The Americans with Disabilities Act is not an affirmative action law. Employers are not required to waive basic job requirements if the applicant or employee is unable to perform them due to a disabling medical condition. This basic principle was affirmed in a recent Seventh Circuit Court of Appeals decision rejecting ADA claims by a medical resident unable to pass licensing requirements.
In Rodrigo v. Carle Foundation Hosp., the employer required residents to pass three stages of medical licensing before progressing to the third year of residency. The third test is required to practice medicine in the U.S., and the hospital’s policy terminates the resident if he or she fails this stage twice, although some states allow more failures before disqualifying a candidate. The plaintiff failed the first two stages of the exam once before passing. He then failed stage three twice but attributed the failures to his medical condition. The hospital allowed him to sit for the exam a third time, which he also failed, resulting in his resignation in lieu of discharge from the residency program.
The plaintiff then sued the hospital, seeking reinstatement on the basis that his failure resulted from discrimination and failure to accommodate his medical condition. The Seventh Circuit affirmed dismissal of the claim. The court concluded that the plaintiff was not qualified under the ADA to perform the essential functions of the position because he was unable to pass an examination required for medical licensing. Refusal by the hospital to allow unlimited attempts at the test did not constitute discrimination or retaliation. It simply recognized that he was unable to perform the job.
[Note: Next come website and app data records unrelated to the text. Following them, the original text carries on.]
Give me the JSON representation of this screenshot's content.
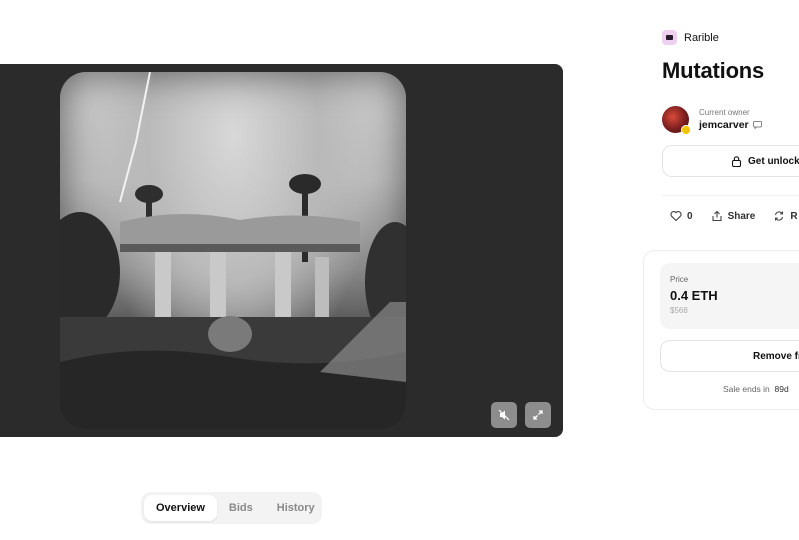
{
  "media": {
    "mute_icon": "mute-icon",
    "expand_icon": "expand-icon"
  },
  "tabs": [
    {
      "label": "Overview",
      "active": true
    },
    {
      "label": "Bids",
      "active": false
    },
    {
      "label": "History",
      "active": false
    }
  ],
  "panel": {
    "brand": "Rarible",
    "title": "Mutations",
    "owner_label": "Current owner",
    "owner_name": "jemcarver",
    "unlock_label": "Get unlock",
    "likes": "0",
    "share": "Share",
    "refresh_partial": "R",
    "price_label": "Price",
    "price_value": "0.4 ETH",
    "price_usd": "$568",
    "remove_label": "Remove fr",
    "sale_prefix": "Sale ends in",
    "sale_value": "89d"
  },
  "colors": {
    "brand_bg": "#eed1f0",
    "badge": "#f3c200",
    "media_bg": "#2b2b2b"
  }
}
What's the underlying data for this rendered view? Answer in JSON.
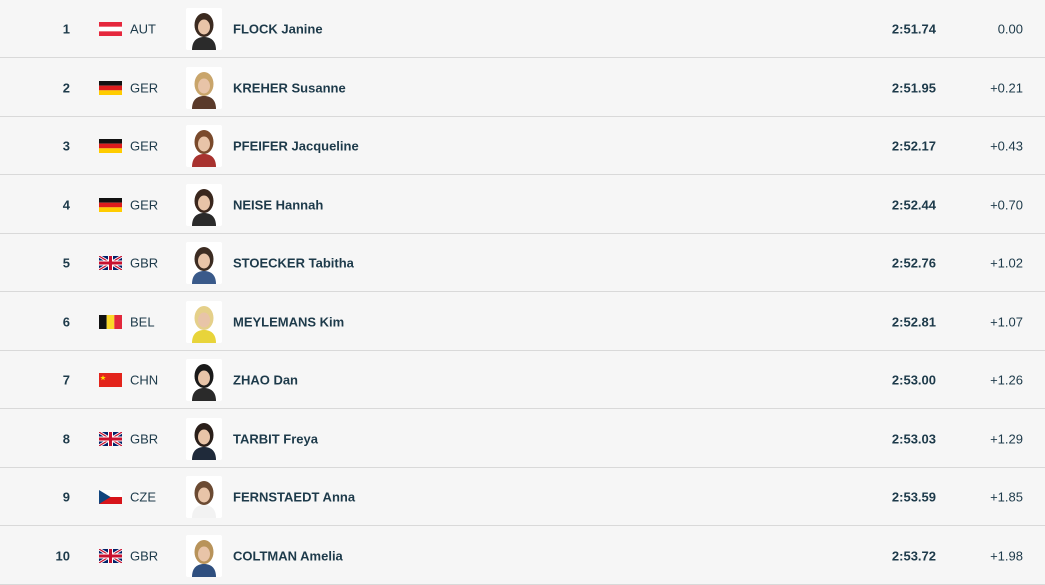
{
  "results": [
    {
      "rank": "1",
      "noc": "AUT",
      "flag_icon": "austria-flag-icon",
      "name": "FLOCK Janine",
      "time": "2:51.74",
      "diff": "0.00",
      "hair": "#3b2a20",
      "shirt": "#2b2b2b"
    },
    {
      "rank": "2",
      "noc": "GER",
      "flag_icon": "germany-flag-icon",
      "name": "KREHER Susanne",
      "time": "2:51.95",
      "diff": "+0.21",
      "hair": "#c9a56b",
      "shirt": "#5a3a2a"
    },
    {
      "rank": "3",
      "noc": "GER",
      "flag_icon": "germany-flag-icon",
      "name": "PFEIFER Jacqueline",
      "time": "2:52.17",
      "diff": "+0.43",
      "hair": "#7a4a2c",
      "shirt": "#a8322f"
    },
    {
      "rank": "4",
      "noc": "GER",
      "flag_icon": "germany-flag-icon",
      "name": "NEISE Hannah",
      "time": "2:52.44",
      "diff": "+0.70",
      "hair": "#3a271d",
      "shirt": "#2a2a2a"
    },
    {
      "rank": "5",
      "noc": "GBR",
      "flag_icon": "uk-flag-icon",
      "name": "STOECKER Tabitha",
      "time": "2:52.76",
      "diff": "+1.02",
      "hair": "#3c2c22",
      "shirt": "#3a5a8a"
    },
    {
      "rank": "6",
      "noc": "BEL",
      "flag_icon": "belgium-flag-icon",
      "name": "MEYLEMANS Kim",
      "time": "2:52.81",
      "diff": "+1.07",
      "hair": "#e5d08a",
      "shirt": "#e8d43a"
    },
    {
      "rank": "7",
      "noc": "CHN",
      "flag_icon": "china-flag-icon",
      "name": "ZHAO Dan",
      "time": "2:53.00",
      "diff": "+1.26",
      "hair": "#1a1a1a",
      "shirt": "#2a2a2a"
    },
    {
      "rank": "8",
      "noc": "GBR",
      "flag_icon": "uk-flag-icon",
      "name": "TARBIT Freya",
      "time": "2:53.03",
      "diff": "+1.29",
      "hair": "#2a1f1a",
      "shirt": "#1f2a3a"
    },
    {
      "rank": "9",
      "noc": "CZE",
      "flag_icon": "czech-flag-icon",
      "name": "FERNSTAEDT Anna",
      "time": "2:53.59",
      "diff": "+1.85",
      "hair": "#6b4a32",
      "shirt": "#f2f2f2"
    },
    {
      "rank": "10",
      "noc": "GBR",
      "flag_icon": "uk-flag-icon",
      "name": "COLTMAN Amelia",
      "time": "2:53.72",
      "diff": "+1.98",
      "hair": "#b8935a",
      "shirt": "#2f4f7f"
    }
  ]
}
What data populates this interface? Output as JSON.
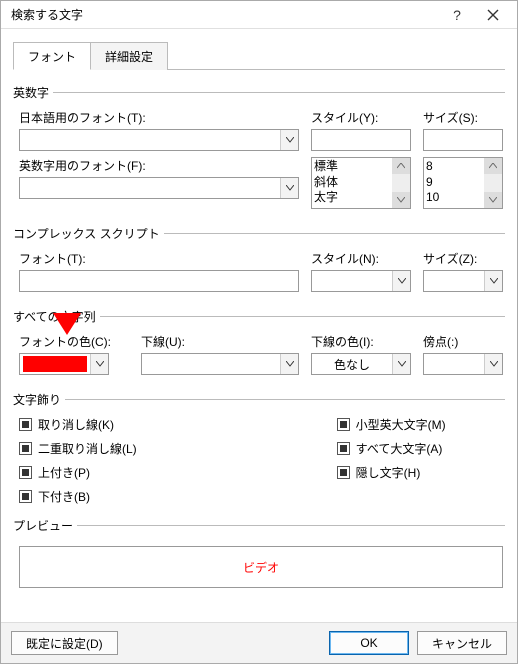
{
  "titlebar": {
    "title": "検索する文字"
  },
  "tabs": {
    "font": "フォント",
    "advanced": "詳細設定"
  },
  "groups": {
    "alnum": "英数字",
    "complex": "コンプレックス スクリプト",
    "alltext": "すべての文字列",
    "decoration": "文字飾り",
    "preview": "プレビュー"
  },
  "labels": {
    "ja_font": "日本語用のフォント(T):",
    "en_font": "英数字用のフォント(F):",
    "style_y": "スタイル(Y):",
    "size_s": "サイズ(S):",
    "complex_font": "フォント(T):",
    "style_n": "スタイル(N):",
    "size_z": "サイズ(Z):",
    "font_color": "フォントの色(C):",
    "underline": "下線(U):",
    "underline_color": "下線の色(I):",
    "emphasis": "傍点(:)"
  },
  "styles": {
    "s0": "標準",
    "s1": "斜体",
    "s2": "太字"
  },
  "sizes": {
    "z0": "8",
    "z1": "9",
    "z2": "10"
  },
  "underline_color_val": "色なし",
  "decor": {
    "strike": "取り消し線(K)",
    "dstrike": "二重取り消し線(L)",
    "super": "上付き(P)",
    "sub": "下付き(B)",
    "smallcaps": "小型英大文字(M)",
    "allcaps": "すべて大文字(A)",
    "hidden": "隠し文字(H)"
  },
  "preview_text": "ビデオ",
  "buttons": {
    "setdefault": "既定に設定(D)",
    "ok": "OK",
    "cancel": "キャンセル"
  }
}
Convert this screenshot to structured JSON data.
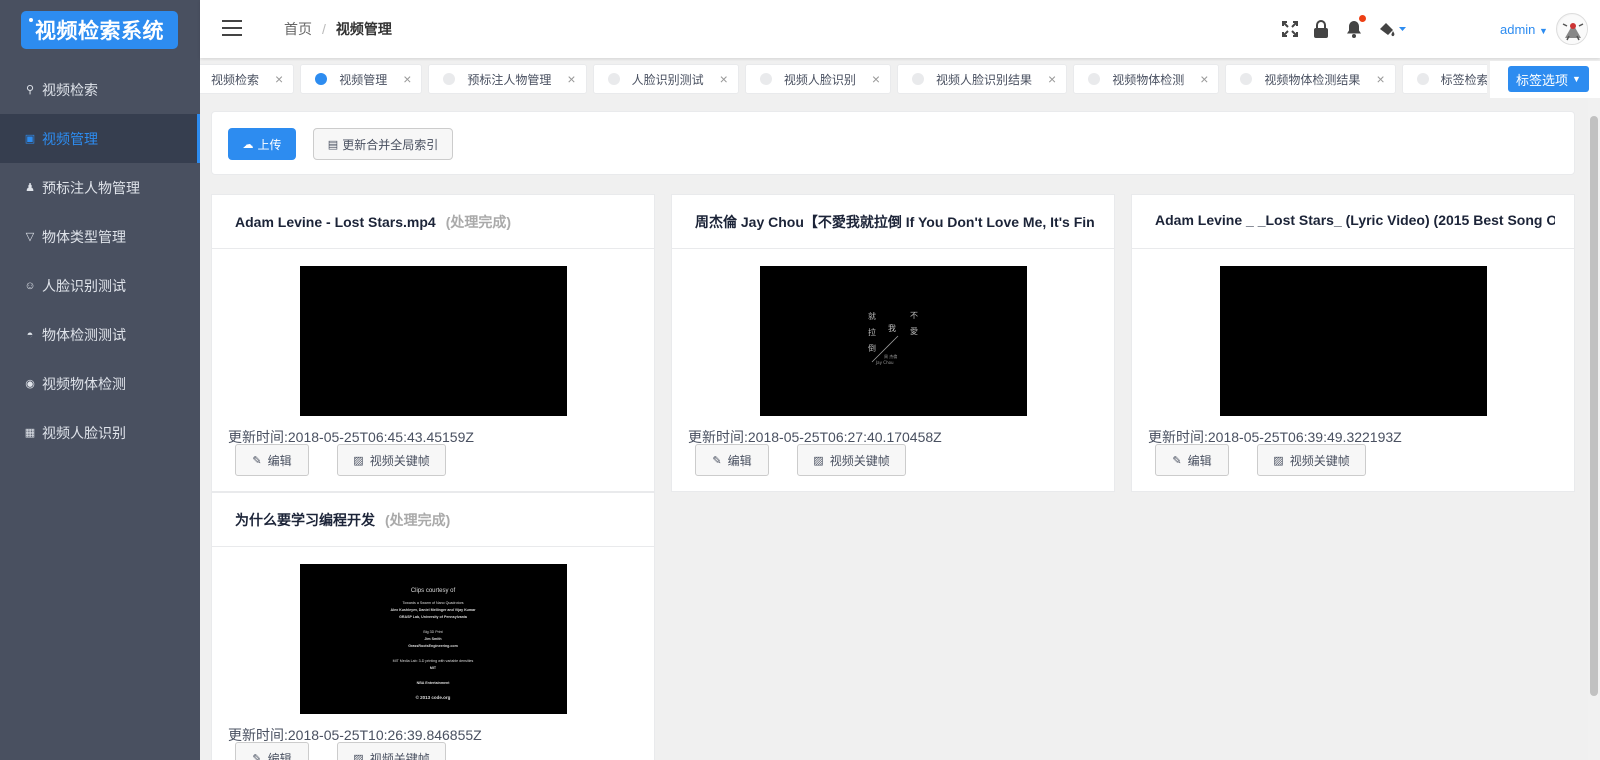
{
  "logo": "视频检索系统",
  "sidebar": {
    "items": [
      {
        "label": "视频检索",
        "icon": "search-icon",
        "glyph": "⚲"
      },
      {
        "label": "视频管理",
        "icon": "video-icon",
        "glyph": "▣"
      },
      {
        "label": "预标注人物管理",
        "icon": "person-icon",
        "glyph": "♟"
      },
      {
        "label": "物体类型管理",
        "icon": "filter-icon",
        "glyph": "▽"
      },
      {
        "label": "人脸识别测试",
        "icon": "face-icon",
        "glyph": "☺"
      },
      {
        "label": "物体检测测试",
        "icon": "car-icon",
        "glyph": "◓"
      },
      {
        "label": "视频物体检测",
        "icon": "target-icon",
        "glyph": "◉"
      },
      {
        "label": "视频人脸识别",
        "icon": "face-frame-icon",
        "glyph": "▦"
      }
    ]
  },
  "header": {
    "breadcrumb_home": "首页",
    "breadcrumb_current": "视频管理",
    "user": "admin"
  },
  "tags": [
    {
      "label": "视频检索"
    },
    {
      "label": "视频管理"
    },
    {
      "label": "预标注人物管理"
    },
    {
      "label": "人脸识别测试"
    },
    {
      "label": "视频人脸识别"
    },
    {
      "label": "视频人脸识别结果"
    },
    {
      "label": "视频物体检测"
    },
    {
      "label": "视频物体检测结果"
    },
    {
      "label": "标签检索结果"
    }
  ],
  "tag_options": "标签选项",
  "toolbar": {
    "upload": "上传",
    "update_index": "更新合并全局索引"
  },
  "cards": [
    {
      "title": "Adam Levine - Lost Stars.mp4",
      "status": "(处理完成)",
      "updated": "更新时间:2018-05-25T06:45:43.45159Z",
      "edit": "编辑",
      "keyframes": "视频关键帧"
    },
    {
      "title": "周杰倫 Jay Chou【不愛我就拉倒 If You Don't Love Me, It's Fine】",
      "status": "",
      "updated": "更新时间:2018-05-25T06:27:40.170458Z",
      "edit": "编辑",
      "keyframes": "视频关键帧"
    },
    {
      "title": "Adam Levine _ _Lost Stars_ (Lyric Video) (2015 Best Song O",
      "status": "",
      "updated": "更新时间:2018-05-25T06:39:49.322193Z",
      "edit": "编辑",
      "keyframes": "视频关键帧"
    },
    {
      "title": "为什么要学习编程开发",
      "status": "(处理完成)",
      "updated": "更新时间:2018-05-25T10:26:39.846855Z",
      "edit": "编辑",
      "keyframes": "视频关键帧"
    }
  ],
  "thumb_jay": {
    "lines": [
      "不",
      "愛",
      "我",
      "就",
      "拉",
      "倒",
      "周 杰倫",
      "Jay Chou"
    ]
  },
  "thumb_credits": {
    "lines": [
      "Clips courtesy of",
      "Towards a Swarm of Nano Quadrotors",
      "Alex Kushleyev, Daniel Mellinger and Vijay Kumar",
      "GRASP Lab, University of Pennsylvania",
      "Big 3D Print",
      "Jim Smith",
      "GrassRootsEngineering.com",
      "MIT Media Lab: 3-D printing with variable densities",
      "MIT",
      "NBA Entertainment",
      "© 2013 code.org"
    ]
  }
}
This case demonstrates that employers can rely on licensing and similar job qualifications to refuse employment to a disabled person unable to meet these requirements. While the employer may need to consider reasonable accommodations to allow the disabled person to seek licensure, it will not be required to waive these requirements.